El Perro del Mar
From the Valley to the Stars
(Licking Fingers/The Control Group; 2008)
By Joel Elliott | 3 April 2008
Would El Perro del Mar’s Sarah Assbring actually have her listeners believe she’s gotten over the self-imposed isolation and despair of her phenomenal self-titled sophomore record (2006)? Granted, self-deceit was part of the drama she played so well in the first place, but of a particular kind. In my review of that album—submitted as part of my application to CMG about a year-and-a-half ago—I compared the album to Blue (1971), There’s a Riot Goin’ On (1971), and Third/Sister Lovers (1973). My point was that while the music was pure mid-‘60s girl-group pop, the sentiment was similar to that of the post-‘60s hangover. All of these albums contain moments of brief hope, but ultimately concede to their melancholic core: for every “We don’t need no piece of paper from the city hall,” there’s a “But when he’s gone / Me and them lonesome blues collide.” Nominally this suggests some degree of insincerity, but instead it just adds to the overall tragedy, much like the hollow optimism of a Douglas Sirk melodrama.

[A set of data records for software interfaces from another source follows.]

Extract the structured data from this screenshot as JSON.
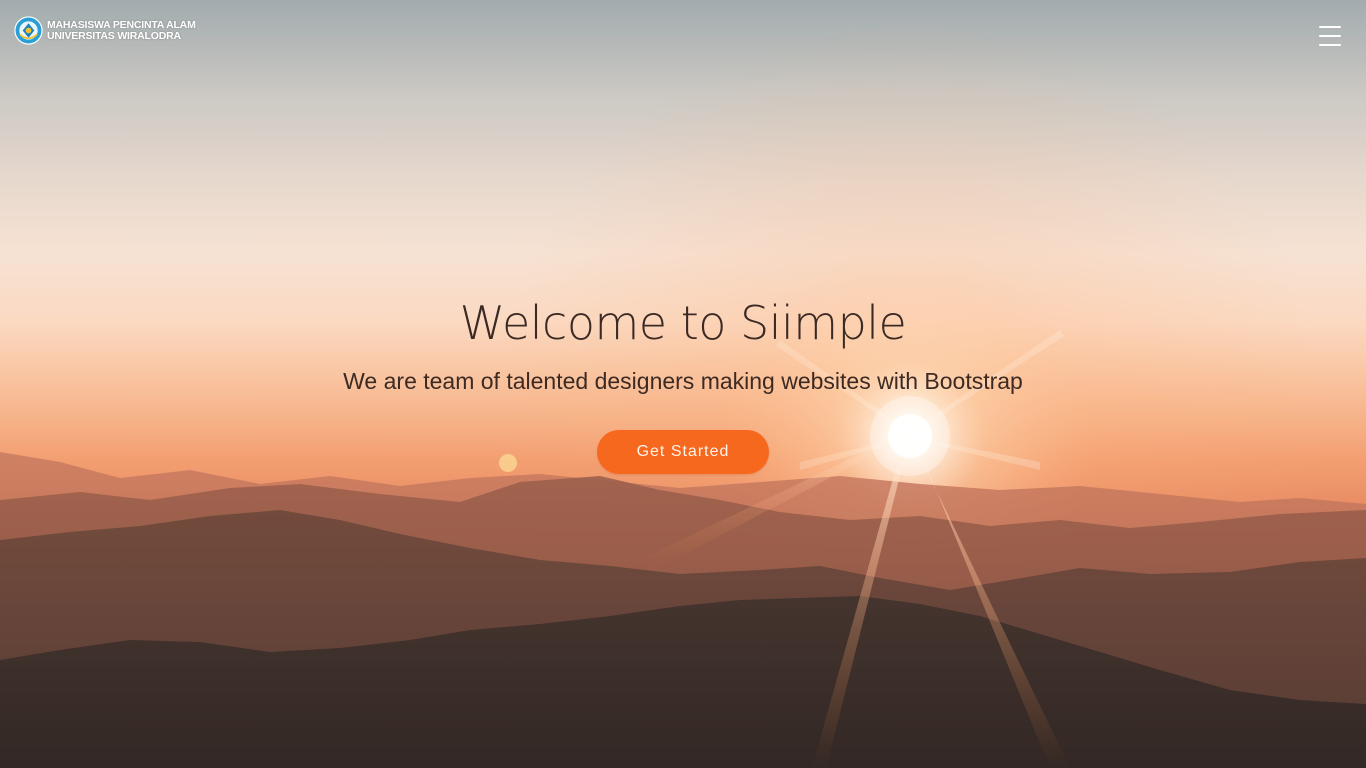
{
  "header": {
    "logo": {
      "line1": "MAHASISWA PENCINTA ALAM",
      "line2": "UNIVERSITAS WIRALODRA",
      "icon": "university-emblem-icon"
    },
    "menu_icon": "hamburger-menu-icon"
  },
  "hero": {
    "title": "Welcome to Siimple",
    "subtitle": "We are team of talented designers making websites with Bootstrap",
    "cta_label": "Get Started",
    "background": "sunset-over-mountains-photo"
  },
  "colors": {
    "accent": "#f7681f",
    "text_dark": "#3b2a24",
    "white": "#ffffff"
  }
}
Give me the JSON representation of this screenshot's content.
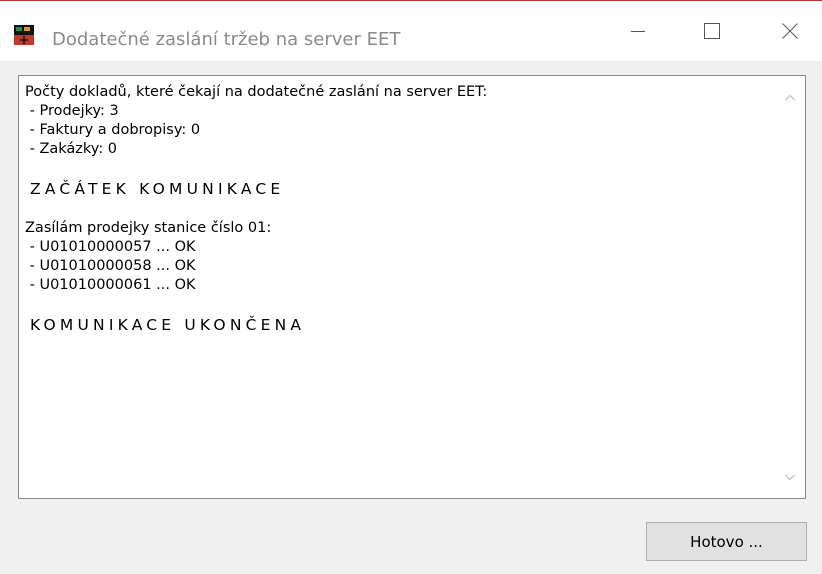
{
  "window": {
    "title": "Dodatečné zaslání tržeb na server EET",
    "icon": "eet-app-icon"
  },
  "controls": {
    "minimize": "minimize-icon",
    "maximize": "maximize-icon",
    "close": "close-icon"
  },
  "log": {
    "l1": "Počty dokladů, které čekají na dodatečné zaslání na server EET:",
    "l2": " - Prodejky: 3",
    "l3": " - Faktury a dobropisy: 0",
    "l4": " - Zakázky: 0",
    "l5": "ZAČÁTEK KOMUNIKACE",
    "l6": "Zasílám prodejky stanice číslo 01:",
    "l7": " - U01010000057 ... OK",
    "l8": " - U01010000058 ... OK",
    "l9": " - U01010000061 ... OK",
    "l10": "KOMUNIKACE UKONČENA"
  },
  "footer": {
    "done_label": "Hotovo ..."
  },
  "colors": {
    "title_text": "#8a8a8a",
    "top_accent": "#b03a3a",
    "button_bg": "#e1e1e1"
  }
}
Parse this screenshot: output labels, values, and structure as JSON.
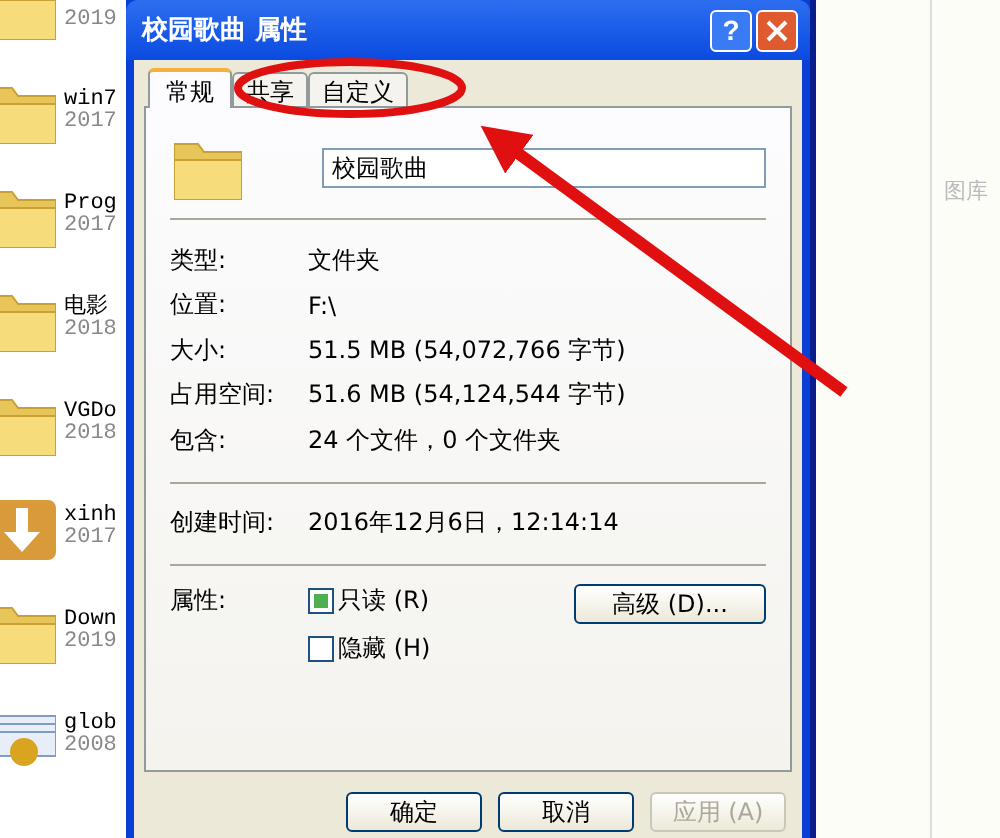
{
  "explorer": {
    "items": [
      {
        "kind": "folder",
        "date": "2019"
      },
      {
        "kind": "folder",
        "name": "win7",
        "date": "2017"
      },
      {
        "kind": "folder",
        "name": "Prog",
        "date": "2017"
      },
      {
        "kind": "folder",
        "name": "电影",
        "date": "2018"
      },
      {
        "kind": "folder",
        "name": "VGDo",
        "date": "2018"
      },
      {
        "kind": "download",
        "name": "xinh",
        "date": "2017"
      },
      {
        "kind": "folder",
        "name": "Down",
        "date": "2019"
      },
      {
        "kind": "file",
        "name": "glob",
        "date": "2008"
      }
    ]
  },
  "dialog": {
    "title": "校园歌曲 属性",
    "help": "?",
    "tabs": [
      {
        "label": "常规",
        "selected": true
      },
      {
        "label": "共享",
        "selected": false
      },
      {
        "label": "自定义",
        "selected": false
      }
    ],
    "name_field": {
      "value": "校园歌曲"
    },
    "groups": [
      [
        {
          "label": "类型:",
          "value": "文件夹"
        },
        {
          "label": "位置:",
          "value": "F:\\"
        },
        {
          "label": "大小:",
          "value": "51.5 MB (54,072,766 字节)"
        },
        {
          "label": "占用空间:",
          "value": "51.6 MB (54,124,544 字节)"
        },
        {
          "label": "包含:",
          "value": "24 个文件，0 个文件夹"
        }
      ],
      [
        {
          "label": "创建时间:",
          "value": "2016年12月6日，12:14:14"
        }
      ]
    ],
    "attributes": {
      "label": "属性:",
      "checkboxes": [
        {
          "label": "只读 (R)",
          "checked": true
        },
        {
          "label": "隐藏 (H)",
          "checked": false
        }
      ],
      "advanced_button": "高级 (D)..."
    },
    "buttons": [
      {
        "label": "确定",
        "disabled": false
      },
      {
        "label": "取消",
        "disabled": false
      },
      {
        "label": "应用 (A)",
        "disabled": true
      }
    ]
  },
  "side_label": "图库"
}
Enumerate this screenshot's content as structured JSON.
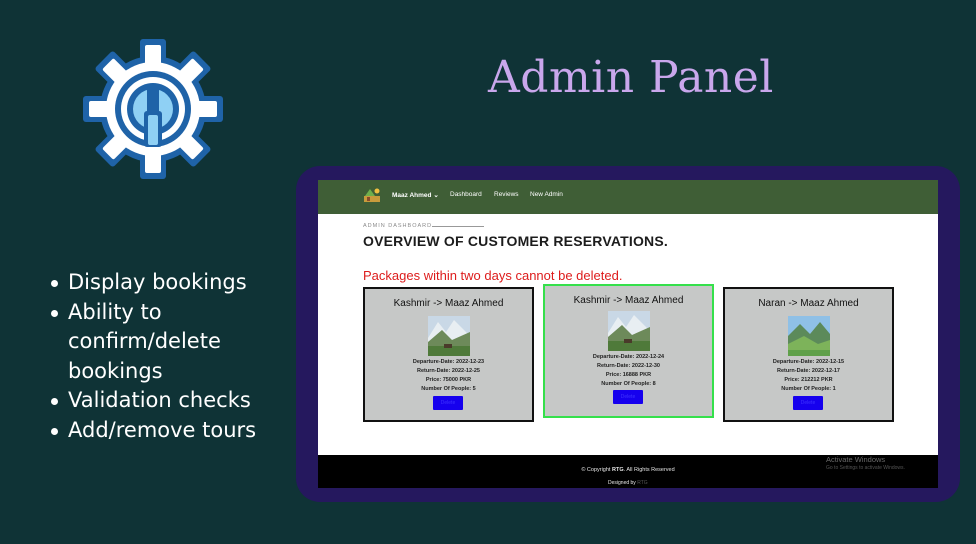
{
  "slide": {
    "title": "Admin Panel",
    "icon": "gear-wrench-icon",
    "colors": {
      "background": "#0f3336",
      "title": "#c9a7ec",
      "frame": "#25185e"
    },
    "bullets": [
      "Display bookings",
      "Ability to confirm/delete bookings",
      "Validation checks",
      "Add/remove tours"
    ]
  },
  "site": {
    "nav": {
      "logo": "travel-logo-icon",
      "user_label": "Maaz Ahmed",
      "items": [
        "Dashboard",
        "Reviews",
        "New Admin"
      ]
    },
    "section_label": "ADMIN DASHBOARD",
    "title": "OVERVIEW OF CUSTOMER RESERVATIONS.",
    "warning": "Packages within two days cannot be deleted.",
    "cards": [
      {
        "title": "Kashmir -> Maaz Ahmed",
        "departure": "Departure-Date: 2022-12-23",
        "return": "Return-Date: 2022-12-25",
        "price": "Price: 75000 PKR",
        "people": "Number Of People: 5",
        "button": "Delete"
      },
      {
        "title": "Kashmir -> Maaz Ahmed",
        "departure": "Departure-Date: 2022-12-24",
        "return": "Return-Date: 2022-12-30",
        "price": "Price: 16888 PKR",
        "people": "Number Of People: 8",
        "button": "Delete"
      },
      {
        "title": "Naran -> Maaz Ahmed",
        "departure": "Departure-Date: 2022-12-15",
        "return": "Return-Date: 2022-12-17",
        "price": "Price: 212212 PKR",
        "people": "Number Of People: 1",
        "button": "Delete"
      }
    ],
    "footer": {
      "copyright_prefix": "© Copyright ",
      "copyright_brand": "RTG",
      "copyright_suffix": ". All Rights Reserved",
      "designed_by": "Designed by",
      "designed_name": "RTG"
    },
    "watermark": {
      "line1": "Activate Windows",
      "line2": "Go to Settings to activate Windows."
    },
    "colors": {
      "navbar": "#3f5e36",
      "card": "#c6c8c7",
      "highlight": "#35e04b",
      "button": "#1600ee",
      "warning": "#dd1c1c"
    }
  }
}
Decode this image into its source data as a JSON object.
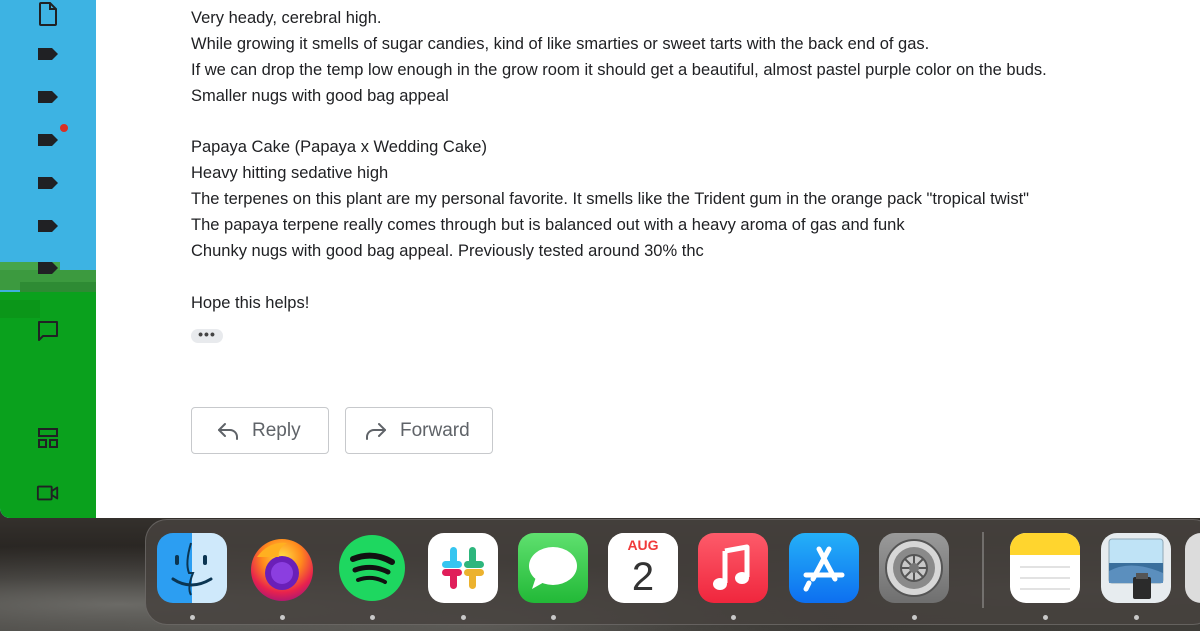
{
  "email": {
    "lines": [
      "Very heady, cerebral high.",
      "While growing it smells of sugar candies, kind of like smarties or sweet tarts with the back end of gas.",
      "If we can drop the temp low enough in the grow room it should get a beautiful, almost pastel purple color on the buds.",
      "Smaller nugs with good bag appeal",
      "",
      "Papaya Cake (Papaya x Wedding Cake)",
      "Heavy hitting sedative high",
      "The terpenes on this plant are my personal favorite. It smells like the Trident gum in the orange pack \"tropical twist\"",
      "The papaya terpene really comes through but is balanced out with a heavy aroma of gas and funk",
      "Chunky nugs with good bag appeal. Previously tested around 30% thc",
      "",
      "Hope this helps!"
    ],
    "trimmed_content": "•••"
  },
  "actions": {
    "reply_label": "Reply",
    "forward_label": "Forward"
  },
  "rail": {
    "icons": [
      "document-icon",
      "label-icon",
      "label-icon",
      "label-icon",
      "label-icon",
      "label-icon",
      "label-icon",
      "chat-icon",
      "spaces-icon",
      "video-icon"
    ],
    "notification_color": "#d93025"
  },
  "dock": {
    "apps": [
      "Finder",
      "Firefox",
      "Spotify",
      "Slack",
      "Messages",
      "Calendar",
      "Music",
      "App Store",
      "System Preferences",
      "Notes",
      "Preview"
    ],
    "calendar": {
      "month": "AUG",
      "day": "2"
    }
  },
  "colors": {
    "text": "#202124",
    "button_text": "#5f6368",
    "button_border": "#c7c9cc"
  }
}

It makes sense that this struggle would eventually bring Assbring out of the depression and self-pity displayed on her first record, but From the Valley to the Stars swaps it for something far less admirable: couchy idealism and almost nauseating sentimentality. It’s like she’s moving in the opposite direction of Sly & the Family Stone, except without a trace of the politics or funk that made Stand! (1969) appealing despite its naiveté. Even Jens Lekman has the good taste to coat his blithey nonsense in tongue-in-cheek romanticism and personal anecdotes; in other words, it still sounds like the emotions of a real human being. In contrast, El Perro del Mar seems to be positioning herself as prophet of hope, relationship advice columnist and overbearing girlfriend all at once. Her music strains for reverence in a way that would be laughable were it not so tedious to listen to.
The somnambulistic pace and minimal “chamber” pop (and I’m kind enough to use that word as opposed to “elevator”) of From the Valley to the Stars make the lyrics triteness that much emptier. I’ve always thought that the most inane lyrics could sound convincing if they’re arranged inventively (see Pet Sounds ), but even “Somebody’s Baby”—the one song here with any kind of pulse at all—still doesn’t really succeed as a pop song. It buys too much into the album’s tendency to repeat the song’s title through most of the song; see also “Happiness Won Me Over,” “The Sun is an Old Friend,” “From the Valley to the Stars,” and “Jubilee.” I needn’t even quote from the lyrics here, since a cruise through these titles is enough to outline their depth.
The cleaner, sparer production isn’t doing El Perro any favours either. While the rawer, Specter-esque sound of ’60s Motown gave the best platform for Assbring’s voice and lyrics on her last record, here the vanilla soul flourishes and post-Bacharach schmaltz come off like an anonymous, bored studio band. Worse yet, the lite-jazz trumpets and soft rock guitar wah (which haven’t succeeded in making any music of the last three decades either more exciting or sexy) sound like obvious attempts to disguise the thinness of the songs. Which is a shame, since the tracks that make more use of Assbring’s voice—multi-tracked to form beautiful harmonies on “To Give Love” and “Inner Island”—are probably the best songs here. The latter even hints at the innocence and loneliness behind her fragile voice: “Where you went as a child / Is where you long to go still.”
But this track also highlights everything that’s deplorable about From the Valley: rather than exploring her own emotional landscape, she’s narrating someone else’s. Her voice (which admittedly still sounds beautiful at points) seems destined for a private intimacy that is continually denied throughout the album, as she insists on looking outward. The result is a series of boring romances and half-assed torch songs that drag their feet in a way that’s exhausting to listen to. Maybe it’s just that pop music should accept its narcissistic nature in general, but why should music that claims to bear so much hope make me so depressed? Come back to your inner island, El Perro.